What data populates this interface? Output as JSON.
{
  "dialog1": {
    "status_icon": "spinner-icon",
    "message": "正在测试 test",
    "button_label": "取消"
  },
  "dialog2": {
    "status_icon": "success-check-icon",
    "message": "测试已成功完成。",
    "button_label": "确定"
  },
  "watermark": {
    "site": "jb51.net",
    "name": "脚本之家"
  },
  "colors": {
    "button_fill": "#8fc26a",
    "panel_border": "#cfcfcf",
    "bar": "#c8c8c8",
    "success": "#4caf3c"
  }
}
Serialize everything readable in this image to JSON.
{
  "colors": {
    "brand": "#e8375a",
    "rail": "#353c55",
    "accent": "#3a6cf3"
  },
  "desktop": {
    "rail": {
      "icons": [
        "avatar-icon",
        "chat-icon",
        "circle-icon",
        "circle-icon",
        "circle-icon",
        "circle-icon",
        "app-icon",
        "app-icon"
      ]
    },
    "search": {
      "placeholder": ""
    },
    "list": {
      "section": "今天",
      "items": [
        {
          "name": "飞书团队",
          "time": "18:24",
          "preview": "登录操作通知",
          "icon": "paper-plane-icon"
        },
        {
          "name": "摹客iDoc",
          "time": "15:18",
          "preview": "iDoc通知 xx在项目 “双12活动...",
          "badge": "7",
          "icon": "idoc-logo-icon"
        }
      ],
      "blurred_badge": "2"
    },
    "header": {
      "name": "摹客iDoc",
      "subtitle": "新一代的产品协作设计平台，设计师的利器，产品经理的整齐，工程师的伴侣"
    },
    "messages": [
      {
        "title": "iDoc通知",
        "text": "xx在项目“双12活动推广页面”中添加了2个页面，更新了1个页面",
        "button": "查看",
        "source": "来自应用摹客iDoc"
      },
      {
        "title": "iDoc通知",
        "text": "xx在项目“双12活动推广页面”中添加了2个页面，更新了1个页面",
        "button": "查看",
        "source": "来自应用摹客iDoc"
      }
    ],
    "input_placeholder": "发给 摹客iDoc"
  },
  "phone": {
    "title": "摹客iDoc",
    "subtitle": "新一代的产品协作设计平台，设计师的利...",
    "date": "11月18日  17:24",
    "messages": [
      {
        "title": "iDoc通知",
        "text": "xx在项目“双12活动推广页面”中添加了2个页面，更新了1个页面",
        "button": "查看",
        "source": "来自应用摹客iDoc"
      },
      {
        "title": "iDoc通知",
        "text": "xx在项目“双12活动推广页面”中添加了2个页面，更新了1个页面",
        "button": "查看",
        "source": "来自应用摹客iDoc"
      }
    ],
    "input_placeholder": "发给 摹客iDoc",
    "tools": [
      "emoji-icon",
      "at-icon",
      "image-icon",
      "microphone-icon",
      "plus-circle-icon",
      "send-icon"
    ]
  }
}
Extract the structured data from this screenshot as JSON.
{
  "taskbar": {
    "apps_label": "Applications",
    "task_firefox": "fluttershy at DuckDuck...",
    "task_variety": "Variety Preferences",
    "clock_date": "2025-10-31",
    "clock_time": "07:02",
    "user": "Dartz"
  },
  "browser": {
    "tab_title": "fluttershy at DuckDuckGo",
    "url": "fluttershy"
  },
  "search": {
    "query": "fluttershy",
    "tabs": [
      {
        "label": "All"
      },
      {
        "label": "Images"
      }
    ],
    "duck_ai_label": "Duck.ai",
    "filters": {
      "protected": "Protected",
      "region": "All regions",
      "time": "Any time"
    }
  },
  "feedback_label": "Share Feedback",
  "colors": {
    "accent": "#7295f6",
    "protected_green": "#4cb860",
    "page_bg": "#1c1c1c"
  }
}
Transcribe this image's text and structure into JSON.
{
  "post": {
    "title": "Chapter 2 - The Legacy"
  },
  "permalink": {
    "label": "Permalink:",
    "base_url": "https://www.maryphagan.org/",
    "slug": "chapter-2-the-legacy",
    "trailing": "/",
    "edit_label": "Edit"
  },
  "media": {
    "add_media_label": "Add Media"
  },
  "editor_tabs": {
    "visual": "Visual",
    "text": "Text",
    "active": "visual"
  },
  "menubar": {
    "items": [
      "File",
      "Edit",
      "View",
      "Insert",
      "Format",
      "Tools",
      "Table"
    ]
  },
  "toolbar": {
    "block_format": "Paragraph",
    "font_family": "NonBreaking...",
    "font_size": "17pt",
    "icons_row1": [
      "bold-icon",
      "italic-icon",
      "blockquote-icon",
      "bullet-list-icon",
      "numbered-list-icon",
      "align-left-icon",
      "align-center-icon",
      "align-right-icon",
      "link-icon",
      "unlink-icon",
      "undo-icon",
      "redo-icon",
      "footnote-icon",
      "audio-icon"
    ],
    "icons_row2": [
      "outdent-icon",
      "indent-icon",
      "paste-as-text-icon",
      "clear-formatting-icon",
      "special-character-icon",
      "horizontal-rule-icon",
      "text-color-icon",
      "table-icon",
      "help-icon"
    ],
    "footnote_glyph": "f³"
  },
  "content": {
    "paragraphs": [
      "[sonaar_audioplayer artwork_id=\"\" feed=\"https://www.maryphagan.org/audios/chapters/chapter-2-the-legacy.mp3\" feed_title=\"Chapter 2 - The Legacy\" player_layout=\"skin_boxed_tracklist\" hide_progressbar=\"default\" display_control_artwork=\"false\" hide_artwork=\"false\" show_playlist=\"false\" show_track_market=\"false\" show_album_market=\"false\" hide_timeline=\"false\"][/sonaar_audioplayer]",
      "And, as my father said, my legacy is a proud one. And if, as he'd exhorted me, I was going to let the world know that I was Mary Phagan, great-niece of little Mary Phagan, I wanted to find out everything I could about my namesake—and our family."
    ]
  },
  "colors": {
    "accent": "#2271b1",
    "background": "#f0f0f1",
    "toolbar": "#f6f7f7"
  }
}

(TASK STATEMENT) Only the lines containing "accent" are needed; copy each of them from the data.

(WRITTEN RESPONSE)
    "accent": "#3a6cf3"
    "accent": "#7295f6",
    "accent": "#2271b1",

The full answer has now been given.